3.49pm: Good afternoon and welcome to our live blog. Jerry del Missier, a Canadian, is the latest to be hauled before the Treasury select committee to talk about the Libor rigging scandal. He quit just hours after Bob Diamond, the Barclays chief executive, resigned after the Â£290m fine hammered the bank’s share price and its reputation. The two men were close at Barclays Capital, the investment banking arm, and del Missier had been promoted only a fortnight ago to chief operating officer for the entire bank.
Del Missier is also caught up in the controversial memo written by Diamond on October 29 2008 after a conversation with Bank of England governor Paul Tucker. Here is the memo.

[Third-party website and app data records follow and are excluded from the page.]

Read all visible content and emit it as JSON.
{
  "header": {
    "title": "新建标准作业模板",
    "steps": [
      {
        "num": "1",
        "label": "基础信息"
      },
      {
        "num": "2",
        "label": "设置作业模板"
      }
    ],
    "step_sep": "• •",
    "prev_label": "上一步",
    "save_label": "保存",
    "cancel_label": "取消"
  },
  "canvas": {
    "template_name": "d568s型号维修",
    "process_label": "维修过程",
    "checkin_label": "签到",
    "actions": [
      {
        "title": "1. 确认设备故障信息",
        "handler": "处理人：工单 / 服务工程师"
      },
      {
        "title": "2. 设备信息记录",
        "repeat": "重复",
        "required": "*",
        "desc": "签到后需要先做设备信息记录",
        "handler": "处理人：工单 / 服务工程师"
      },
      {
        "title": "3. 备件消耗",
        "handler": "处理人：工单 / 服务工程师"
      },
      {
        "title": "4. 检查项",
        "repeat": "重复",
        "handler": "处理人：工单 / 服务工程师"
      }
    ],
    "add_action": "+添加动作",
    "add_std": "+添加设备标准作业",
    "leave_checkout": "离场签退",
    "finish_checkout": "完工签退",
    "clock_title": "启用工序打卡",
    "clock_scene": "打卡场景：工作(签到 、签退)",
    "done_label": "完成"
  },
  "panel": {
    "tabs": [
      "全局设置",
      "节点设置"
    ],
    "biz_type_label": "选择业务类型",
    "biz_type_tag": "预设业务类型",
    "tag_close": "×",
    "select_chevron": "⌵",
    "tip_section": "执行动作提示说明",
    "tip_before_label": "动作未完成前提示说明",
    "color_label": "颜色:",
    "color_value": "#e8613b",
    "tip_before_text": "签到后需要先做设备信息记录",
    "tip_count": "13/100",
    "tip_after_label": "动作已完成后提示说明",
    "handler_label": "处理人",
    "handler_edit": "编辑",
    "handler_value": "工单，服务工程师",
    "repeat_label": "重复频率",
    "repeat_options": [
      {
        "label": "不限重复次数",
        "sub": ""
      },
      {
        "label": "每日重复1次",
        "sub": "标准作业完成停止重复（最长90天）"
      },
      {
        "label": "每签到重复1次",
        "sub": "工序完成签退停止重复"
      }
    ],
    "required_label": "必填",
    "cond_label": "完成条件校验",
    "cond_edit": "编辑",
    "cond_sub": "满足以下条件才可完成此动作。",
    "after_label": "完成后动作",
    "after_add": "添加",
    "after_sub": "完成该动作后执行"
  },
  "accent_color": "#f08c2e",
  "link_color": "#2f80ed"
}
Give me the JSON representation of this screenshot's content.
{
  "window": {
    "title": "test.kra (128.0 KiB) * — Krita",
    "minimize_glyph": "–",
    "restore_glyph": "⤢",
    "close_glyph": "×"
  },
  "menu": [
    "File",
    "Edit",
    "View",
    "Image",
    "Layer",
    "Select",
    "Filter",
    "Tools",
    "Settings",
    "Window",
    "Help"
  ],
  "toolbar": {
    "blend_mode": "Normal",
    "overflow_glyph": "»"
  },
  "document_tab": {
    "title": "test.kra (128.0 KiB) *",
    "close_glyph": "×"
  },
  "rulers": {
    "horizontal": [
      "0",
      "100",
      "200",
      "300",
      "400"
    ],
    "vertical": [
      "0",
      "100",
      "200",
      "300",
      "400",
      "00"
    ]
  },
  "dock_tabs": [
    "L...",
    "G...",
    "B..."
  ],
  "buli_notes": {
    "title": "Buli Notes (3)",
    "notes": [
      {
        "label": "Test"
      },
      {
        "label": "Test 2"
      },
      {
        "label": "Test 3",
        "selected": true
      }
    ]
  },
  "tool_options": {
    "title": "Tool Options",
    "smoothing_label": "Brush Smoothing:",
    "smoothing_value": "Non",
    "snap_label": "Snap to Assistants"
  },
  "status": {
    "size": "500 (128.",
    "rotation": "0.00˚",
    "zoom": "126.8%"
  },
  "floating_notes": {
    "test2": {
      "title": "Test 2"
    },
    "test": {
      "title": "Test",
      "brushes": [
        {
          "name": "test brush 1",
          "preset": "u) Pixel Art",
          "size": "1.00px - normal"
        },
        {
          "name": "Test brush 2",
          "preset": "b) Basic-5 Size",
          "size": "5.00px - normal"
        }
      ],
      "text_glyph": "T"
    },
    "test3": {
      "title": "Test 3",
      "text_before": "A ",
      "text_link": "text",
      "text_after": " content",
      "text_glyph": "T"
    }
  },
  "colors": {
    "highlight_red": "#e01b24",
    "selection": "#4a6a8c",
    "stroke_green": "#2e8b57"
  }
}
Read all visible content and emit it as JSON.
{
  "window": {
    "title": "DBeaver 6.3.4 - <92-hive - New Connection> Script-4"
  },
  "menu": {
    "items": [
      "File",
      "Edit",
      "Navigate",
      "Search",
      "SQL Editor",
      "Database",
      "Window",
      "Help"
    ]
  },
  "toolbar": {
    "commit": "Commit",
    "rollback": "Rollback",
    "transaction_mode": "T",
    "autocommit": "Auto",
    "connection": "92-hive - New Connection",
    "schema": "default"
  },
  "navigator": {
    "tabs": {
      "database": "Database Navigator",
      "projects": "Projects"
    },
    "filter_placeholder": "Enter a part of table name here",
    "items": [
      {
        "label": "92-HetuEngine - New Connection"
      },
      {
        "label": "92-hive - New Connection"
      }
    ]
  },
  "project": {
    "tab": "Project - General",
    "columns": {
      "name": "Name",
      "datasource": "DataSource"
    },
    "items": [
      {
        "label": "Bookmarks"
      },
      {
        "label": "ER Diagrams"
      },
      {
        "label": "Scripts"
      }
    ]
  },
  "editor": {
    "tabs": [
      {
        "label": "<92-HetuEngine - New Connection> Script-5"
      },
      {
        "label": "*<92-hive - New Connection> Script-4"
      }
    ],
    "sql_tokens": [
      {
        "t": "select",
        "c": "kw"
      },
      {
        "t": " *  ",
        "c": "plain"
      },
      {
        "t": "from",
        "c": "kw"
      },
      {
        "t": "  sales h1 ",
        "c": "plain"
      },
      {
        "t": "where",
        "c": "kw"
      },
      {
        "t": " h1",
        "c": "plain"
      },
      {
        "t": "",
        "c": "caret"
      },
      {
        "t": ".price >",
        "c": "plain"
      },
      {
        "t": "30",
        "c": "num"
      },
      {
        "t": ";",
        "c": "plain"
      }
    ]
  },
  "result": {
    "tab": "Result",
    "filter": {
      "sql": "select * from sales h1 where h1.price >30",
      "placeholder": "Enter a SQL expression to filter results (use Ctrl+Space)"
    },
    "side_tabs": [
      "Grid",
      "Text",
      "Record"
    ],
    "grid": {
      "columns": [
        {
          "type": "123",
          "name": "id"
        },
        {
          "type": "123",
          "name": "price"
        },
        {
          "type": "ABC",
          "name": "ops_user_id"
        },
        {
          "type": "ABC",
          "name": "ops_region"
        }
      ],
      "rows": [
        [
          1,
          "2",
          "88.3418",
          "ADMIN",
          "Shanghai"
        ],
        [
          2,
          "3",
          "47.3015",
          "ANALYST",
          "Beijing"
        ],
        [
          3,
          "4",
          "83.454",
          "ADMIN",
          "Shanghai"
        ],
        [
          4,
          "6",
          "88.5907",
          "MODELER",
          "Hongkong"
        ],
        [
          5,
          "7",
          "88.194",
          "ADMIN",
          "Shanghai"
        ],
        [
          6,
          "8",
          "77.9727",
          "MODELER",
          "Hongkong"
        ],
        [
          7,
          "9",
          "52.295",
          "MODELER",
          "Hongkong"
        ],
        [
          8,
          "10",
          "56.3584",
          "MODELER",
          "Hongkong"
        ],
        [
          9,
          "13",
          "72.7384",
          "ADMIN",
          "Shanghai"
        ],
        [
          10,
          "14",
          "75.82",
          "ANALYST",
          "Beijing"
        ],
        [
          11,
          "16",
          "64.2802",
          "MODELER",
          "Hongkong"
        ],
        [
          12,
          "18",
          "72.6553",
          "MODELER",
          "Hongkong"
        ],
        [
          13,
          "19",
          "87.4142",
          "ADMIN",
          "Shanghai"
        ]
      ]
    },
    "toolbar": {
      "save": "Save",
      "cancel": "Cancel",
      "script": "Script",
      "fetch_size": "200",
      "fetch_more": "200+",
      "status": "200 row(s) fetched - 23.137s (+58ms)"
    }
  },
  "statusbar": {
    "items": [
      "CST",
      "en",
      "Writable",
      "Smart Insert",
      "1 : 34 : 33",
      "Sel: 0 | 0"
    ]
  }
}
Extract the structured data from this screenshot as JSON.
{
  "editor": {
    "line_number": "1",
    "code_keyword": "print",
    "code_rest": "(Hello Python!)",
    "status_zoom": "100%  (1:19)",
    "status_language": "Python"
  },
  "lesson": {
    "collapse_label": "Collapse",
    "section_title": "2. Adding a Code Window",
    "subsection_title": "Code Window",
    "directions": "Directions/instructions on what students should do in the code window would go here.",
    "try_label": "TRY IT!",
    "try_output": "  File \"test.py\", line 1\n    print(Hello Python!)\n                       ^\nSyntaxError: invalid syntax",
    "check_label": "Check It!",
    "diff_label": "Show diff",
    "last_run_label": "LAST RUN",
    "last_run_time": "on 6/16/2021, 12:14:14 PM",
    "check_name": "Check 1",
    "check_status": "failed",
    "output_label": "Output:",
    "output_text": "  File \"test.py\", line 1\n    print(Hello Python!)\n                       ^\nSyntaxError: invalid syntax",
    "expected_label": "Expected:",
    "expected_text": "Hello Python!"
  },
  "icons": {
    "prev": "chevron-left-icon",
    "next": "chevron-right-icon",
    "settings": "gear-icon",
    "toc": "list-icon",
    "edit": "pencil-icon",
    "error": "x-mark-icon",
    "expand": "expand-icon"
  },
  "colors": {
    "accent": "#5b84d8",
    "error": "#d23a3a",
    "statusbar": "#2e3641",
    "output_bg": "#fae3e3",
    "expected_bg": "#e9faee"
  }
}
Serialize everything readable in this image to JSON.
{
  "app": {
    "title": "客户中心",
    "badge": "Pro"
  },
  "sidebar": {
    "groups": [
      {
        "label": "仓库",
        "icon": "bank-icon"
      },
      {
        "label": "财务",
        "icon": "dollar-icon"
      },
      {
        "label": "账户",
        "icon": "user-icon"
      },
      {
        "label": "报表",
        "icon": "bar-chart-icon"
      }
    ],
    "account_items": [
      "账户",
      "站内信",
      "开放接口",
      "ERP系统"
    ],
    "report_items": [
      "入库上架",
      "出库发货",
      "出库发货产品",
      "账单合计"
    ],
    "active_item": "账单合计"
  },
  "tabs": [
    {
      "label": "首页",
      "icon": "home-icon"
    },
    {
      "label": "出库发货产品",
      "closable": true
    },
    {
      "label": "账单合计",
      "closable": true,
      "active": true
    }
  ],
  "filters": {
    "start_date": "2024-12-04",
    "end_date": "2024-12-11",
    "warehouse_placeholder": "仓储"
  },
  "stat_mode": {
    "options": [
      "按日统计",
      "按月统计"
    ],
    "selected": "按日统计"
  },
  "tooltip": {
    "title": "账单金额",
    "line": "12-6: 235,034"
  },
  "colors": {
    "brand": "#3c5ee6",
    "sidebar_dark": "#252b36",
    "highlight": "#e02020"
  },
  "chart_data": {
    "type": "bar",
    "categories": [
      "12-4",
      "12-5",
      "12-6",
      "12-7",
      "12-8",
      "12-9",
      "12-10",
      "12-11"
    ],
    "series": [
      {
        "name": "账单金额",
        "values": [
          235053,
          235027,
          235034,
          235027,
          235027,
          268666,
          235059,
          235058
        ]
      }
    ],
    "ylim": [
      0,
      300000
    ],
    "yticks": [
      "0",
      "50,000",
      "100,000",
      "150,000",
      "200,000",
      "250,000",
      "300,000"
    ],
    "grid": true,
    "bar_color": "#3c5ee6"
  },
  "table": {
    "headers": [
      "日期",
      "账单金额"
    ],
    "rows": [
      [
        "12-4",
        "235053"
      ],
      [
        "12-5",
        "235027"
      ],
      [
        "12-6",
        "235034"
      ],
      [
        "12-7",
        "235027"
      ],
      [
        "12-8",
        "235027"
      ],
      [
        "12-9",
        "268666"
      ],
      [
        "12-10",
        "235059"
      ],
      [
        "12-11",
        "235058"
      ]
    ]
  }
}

In the memo Diamond, who then ran BarCap, tells del Missier and the then-chief executive John Varley that Tucker was concerned about the bank’s Libor levels during the crisis and Del Missier interprets the memo as a tacit signal to cut the submission to the Libor panel. Del Missier, who was investigated by the Financial Services Authority but no charges were brought, instructed the bank’s submitters to cut the interest rate. He is likely to be asked why he interpreted Diamond’s memo the way he did and whether or not he had asked Diamond for guidance. [When Diamond was asked at his appearance before MPs he said he could not put himself in Del Missier's shoes.]
The session is scheduled to run from 1600 to 1645 when Lord Turner, chairman of the Financial Services Authority, will appear alongside Andrew Bailey, the FSA’s top banking regulator and Tracey McDermott, the acting head of enforcement (and responsible for the fine).
Turner is likely to face a grilling about when he found out about Libor and crucially why it was Sir Mervyn King, Bank of England governor, who told Barclays that Diamond had to leave and not Turner, whose FSA actually regulates the banks.